When you think about it, this draft legislation and supportive reactions remind one of Alex Jones. Yes, that Alex Jones, the Infowars shotgun-mouth guy that claimed the Sandyhook elementary school massacre never happened. The type of guy that will stare the camera in the eye and declare Joe Biden or Hilary Clinton to be pedophiles. He’s a bombastic schnook that thunders away relentlessly, drifting further and further from sane dialogue like a boat that’s lost its tether. (I watched Alex Jones enter a ‘debate’ about the events of January 6. A person from each side presented arguments that were researched and reasoned. Jones floated in the middle, hovering and shouting, unable to rise to the level of the surrounding discourse in any vislble way. It was painful.)
You might ask what those could possibly have in common – hard left and hard right. Here’s the beauty of free speech: When every voice is allowed to be heard, the common person with any reasoning capability whatsoever can spot the lunatic. It doesn’t matter what your middle of the road political leanings are, there is a wide swath of people that just know instinctively to distance themselves.
Here’s what’s so awesome: When free speech is allowed, the lunatics plaster the fact that they’re lunatics right across their foreheads. They self-identify as such. We know who to exclude from civilized and/or constructive conversations. To a rational person, it becomes impossible to ‘take sides’ with these people, even if you agree with the underlying thesis they vaguely try to stand on.
The outstanding Tara Henley, an ex-CBC journalist now independent, had these excellent thoughts on her Substack the other day, in reference to what she calls identitarian moralism: “The problem with this ideology, I think, is that it has taken the very good instincts of very many well-meaning Canadians — This thinking has dominated the media. It’s a very difficult thing to unpack, because it is presented as a moral imperative. ‘If you are a decent person, this is how you should think about the world.’… Many of the arguments that I had in the newsroom, for example, were about pointing out that this is a political ideology and we are politicizing content… It’s very divisive. Many of its ideas go against the liberal, pluralistic ethos that many of us have been raised with.”
The liberal, pluralistic ethos Henley refers to is arguably one that we most want to see. Acceptance of various viewpoints, with the most important overriding criteria that they be grounded in reality. Universalities have to be.

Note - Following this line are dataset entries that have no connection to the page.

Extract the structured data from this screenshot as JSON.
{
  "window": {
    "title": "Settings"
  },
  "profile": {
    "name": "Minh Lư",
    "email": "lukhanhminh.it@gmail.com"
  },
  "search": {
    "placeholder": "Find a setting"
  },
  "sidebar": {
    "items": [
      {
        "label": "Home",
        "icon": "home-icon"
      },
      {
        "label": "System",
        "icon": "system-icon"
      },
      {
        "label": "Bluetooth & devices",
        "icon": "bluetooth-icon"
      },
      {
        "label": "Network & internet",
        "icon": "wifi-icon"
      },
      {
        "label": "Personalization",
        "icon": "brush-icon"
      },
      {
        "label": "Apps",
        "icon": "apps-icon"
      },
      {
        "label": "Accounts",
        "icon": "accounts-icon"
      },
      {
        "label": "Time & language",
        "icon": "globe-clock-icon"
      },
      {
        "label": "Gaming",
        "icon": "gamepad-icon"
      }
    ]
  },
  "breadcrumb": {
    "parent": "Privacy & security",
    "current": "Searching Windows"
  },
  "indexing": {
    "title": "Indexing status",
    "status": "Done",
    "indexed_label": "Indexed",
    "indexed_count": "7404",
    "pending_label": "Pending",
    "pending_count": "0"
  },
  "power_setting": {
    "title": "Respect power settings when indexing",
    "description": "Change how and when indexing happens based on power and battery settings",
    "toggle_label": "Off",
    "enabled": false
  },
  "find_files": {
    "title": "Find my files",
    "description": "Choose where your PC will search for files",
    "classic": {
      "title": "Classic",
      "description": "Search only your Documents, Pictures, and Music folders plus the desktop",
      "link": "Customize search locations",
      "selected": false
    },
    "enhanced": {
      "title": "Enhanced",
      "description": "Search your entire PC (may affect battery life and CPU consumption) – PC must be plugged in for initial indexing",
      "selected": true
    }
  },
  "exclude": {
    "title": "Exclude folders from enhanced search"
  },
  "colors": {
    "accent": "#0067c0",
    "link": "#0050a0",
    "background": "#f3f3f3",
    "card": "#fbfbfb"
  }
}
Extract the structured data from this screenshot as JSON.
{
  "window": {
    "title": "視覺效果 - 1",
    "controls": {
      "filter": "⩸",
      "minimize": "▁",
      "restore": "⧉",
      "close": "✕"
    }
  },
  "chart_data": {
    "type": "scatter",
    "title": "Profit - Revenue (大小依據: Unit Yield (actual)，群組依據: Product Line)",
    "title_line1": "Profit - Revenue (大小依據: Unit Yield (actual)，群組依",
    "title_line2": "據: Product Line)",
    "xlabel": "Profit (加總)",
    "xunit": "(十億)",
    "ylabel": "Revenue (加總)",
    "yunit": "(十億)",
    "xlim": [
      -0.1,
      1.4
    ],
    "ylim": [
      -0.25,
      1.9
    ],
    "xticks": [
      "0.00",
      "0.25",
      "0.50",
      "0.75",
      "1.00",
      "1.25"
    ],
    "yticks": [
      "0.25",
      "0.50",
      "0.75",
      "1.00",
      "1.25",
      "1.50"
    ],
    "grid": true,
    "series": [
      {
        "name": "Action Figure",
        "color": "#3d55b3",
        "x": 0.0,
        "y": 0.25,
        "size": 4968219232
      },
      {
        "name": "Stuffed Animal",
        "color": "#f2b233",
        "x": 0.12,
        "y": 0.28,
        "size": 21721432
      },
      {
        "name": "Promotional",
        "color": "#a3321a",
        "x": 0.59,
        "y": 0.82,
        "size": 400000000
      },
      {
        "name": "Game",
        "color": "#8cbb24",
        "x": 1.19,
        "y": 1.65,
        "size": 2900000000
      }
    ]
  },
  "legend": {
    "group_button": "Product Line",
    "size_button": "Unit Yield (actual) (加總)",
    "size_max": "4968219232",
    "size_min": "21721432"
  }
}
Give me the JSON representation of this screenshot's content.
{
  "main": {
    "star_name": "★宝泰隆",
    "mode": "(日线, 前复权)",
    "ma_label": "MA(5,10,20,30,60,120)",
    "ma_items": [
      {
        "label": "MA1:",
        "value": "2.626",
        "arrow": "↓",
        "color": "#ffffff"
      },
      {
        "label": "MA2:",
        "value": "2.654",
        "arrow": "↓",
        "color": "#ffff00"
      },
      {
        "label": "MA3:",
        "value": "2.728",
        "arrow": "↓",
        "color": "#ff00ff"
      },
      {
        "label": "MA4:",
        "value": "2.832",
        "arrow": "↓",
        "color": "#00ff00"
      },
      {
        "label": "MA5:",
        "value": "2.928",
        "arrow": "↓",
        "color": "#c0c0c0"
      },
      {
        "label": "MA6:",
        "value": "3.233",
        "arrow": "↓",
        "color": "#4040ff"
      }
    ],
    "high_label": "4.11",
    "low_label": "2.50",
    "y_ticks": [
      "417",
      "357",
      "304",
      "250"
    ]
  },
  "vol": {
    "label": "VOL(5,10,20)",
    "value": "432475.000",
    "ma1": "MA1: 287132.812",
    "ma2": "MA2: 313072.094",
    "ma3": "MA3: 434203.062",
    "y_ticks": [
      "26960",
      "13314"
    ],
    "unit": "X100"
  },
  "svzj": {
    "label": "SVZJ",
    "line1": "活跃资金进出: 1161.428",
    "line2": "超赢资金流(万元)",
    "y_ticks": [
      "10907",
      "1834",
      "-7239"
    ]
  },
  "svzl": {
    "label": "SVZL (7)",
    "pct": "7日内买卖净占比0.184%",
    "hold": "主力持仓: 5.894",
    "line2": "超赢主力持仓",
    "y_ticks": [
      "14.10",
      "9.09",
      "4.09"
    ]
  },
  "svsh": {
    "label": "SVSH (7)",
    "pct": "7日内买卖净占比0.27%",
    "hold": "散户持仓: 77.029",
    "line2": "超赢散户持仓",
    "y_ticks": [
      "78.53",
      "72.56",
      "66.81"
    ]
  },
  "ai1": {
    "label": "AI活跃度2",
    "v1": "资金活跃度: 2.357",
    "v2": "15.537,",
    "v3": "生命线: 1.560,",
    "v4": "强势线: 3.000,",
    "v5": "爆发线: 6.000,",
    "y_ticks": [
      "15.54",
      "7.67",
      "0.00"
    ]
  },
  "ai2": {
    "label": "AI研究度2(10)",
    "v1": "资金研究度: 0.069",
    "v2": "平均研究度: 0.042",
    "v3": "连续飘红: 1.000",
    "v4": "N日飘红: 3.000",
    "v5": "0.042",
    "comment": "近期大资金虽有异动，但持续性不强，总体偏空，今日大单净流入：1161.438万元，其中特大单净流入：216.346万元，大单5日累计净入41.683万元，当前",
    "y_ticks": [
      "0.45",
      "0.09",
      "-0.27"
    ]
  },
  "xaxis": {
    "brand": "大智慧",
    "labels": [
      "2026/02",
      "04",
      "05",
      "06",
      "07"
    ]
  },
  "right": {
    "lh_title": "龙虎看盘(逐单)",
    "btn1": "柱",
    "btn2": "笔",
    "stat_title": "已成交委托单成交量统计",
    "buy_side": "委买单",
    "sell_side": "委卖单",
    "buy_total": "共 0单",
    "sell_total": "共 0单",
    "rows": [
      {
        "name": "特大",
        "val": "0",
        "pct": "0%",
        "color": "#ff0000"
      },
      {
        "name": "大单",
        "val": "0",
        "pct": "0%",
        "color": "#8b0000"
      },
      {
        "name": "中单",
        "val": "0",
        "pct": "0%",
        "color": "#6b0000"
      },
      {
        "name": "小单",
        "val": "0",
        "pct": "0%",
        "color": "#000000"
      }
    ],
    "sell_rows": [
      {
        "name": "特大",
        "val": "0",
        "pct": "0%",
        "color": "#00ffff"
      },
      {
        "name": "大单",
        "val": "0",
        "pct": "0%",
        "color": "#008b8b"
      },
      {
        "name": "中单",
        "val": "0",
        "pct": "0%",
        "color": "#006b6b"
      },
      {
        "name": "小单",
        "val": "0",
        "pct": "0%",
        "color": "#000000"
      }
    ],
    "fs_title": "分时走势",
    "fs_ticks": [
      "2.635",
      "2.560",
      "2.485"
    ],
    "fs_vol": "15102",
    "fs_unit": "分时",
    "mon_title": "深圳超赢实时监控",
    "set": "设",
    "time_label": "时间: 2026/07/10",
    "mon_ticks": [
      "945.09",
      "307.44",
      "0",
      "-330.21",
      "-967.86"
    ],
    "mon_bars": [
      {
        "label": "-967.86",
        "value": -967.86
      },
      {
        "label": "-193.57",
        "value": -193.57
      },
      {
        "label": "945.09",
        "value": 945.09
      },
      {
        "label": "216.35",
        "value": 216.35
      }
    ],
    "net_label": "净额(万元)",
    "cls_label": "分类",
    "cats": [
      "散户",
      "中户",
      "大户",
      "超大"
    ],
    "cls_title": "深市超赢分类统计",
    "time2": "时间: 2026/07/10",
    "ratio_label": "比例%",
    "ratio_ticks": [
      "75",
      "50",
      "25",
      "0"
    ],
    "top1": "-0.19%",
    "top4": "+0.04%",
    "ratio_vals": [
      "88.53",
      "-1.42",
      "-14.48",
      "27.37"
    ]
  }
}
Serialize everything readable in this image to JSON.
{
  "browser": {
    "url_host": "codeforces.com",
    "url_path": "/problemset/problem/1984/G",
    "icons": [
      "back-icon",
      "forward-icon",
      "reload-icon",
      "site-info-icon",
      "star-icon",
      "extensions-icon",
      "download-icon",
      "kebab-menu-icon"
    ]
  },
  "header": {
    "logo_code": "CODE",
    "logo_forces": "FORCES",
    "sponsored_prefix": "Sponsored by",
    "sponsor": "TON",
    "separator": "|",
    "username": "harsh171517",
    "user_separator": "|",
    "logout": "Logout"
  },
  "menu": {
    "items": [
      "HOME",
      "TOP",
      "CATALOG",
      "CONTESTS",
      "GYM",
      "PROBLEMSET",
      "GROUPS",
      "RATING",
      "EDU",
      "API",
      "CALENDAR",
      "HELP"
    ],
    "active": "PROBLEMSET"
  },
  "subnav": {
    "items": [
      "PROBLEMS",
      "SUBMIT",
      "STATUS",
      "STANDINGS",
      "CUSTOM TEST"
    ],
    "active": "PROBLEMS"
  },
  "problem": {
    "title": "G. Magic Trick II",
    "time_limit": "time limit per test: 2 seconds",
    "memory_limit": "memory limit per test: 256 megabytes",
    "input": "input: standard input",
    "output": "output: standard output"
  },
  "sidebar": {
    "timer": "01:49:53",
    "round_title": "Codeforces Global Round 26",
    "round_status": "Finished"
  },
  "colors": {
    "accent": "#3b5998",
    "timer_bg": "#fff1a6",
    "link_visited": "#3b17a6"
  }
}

There is no good path forward if thinking like this legislation is part of the discourse. It doesn’t fit with anything a society should be working towards, even if working towards a better environment. We have a lot of work to do. No productive person should be wasting a second even contemplating hate-filled fringe output, but because it is not fringe – taxpayers in one way or another funded this censorship legislation, right into the house of parliament – we can’t entirely ignore it.
Canada has a million things to fix, like the cost of living, like housing, or Indigenous drinking water, or our lamentable military capabilities. As part of the global energy community we are part of many fantastic new energy developments that we can build, and build especially well, if we leverage the full might of our hydrocarbon sector, and not work to erase it. There is no room in the discourse for the spectrum-end wingnuts.
Having said that, the last thing we want to do, or should do, is silence them, censorship is for doomed dictatorships. But we don’t have to fixate on them – the best thing is to just step around them and get to work.
Energy conversations should be positive, grounded in reality, and…funny! Life depends on it, both the energy and the humour. Find out more in “The End of Fossil Fuel Insanity” at Amazon.ca, Indigo.ca, or Amazon.com. Thanks!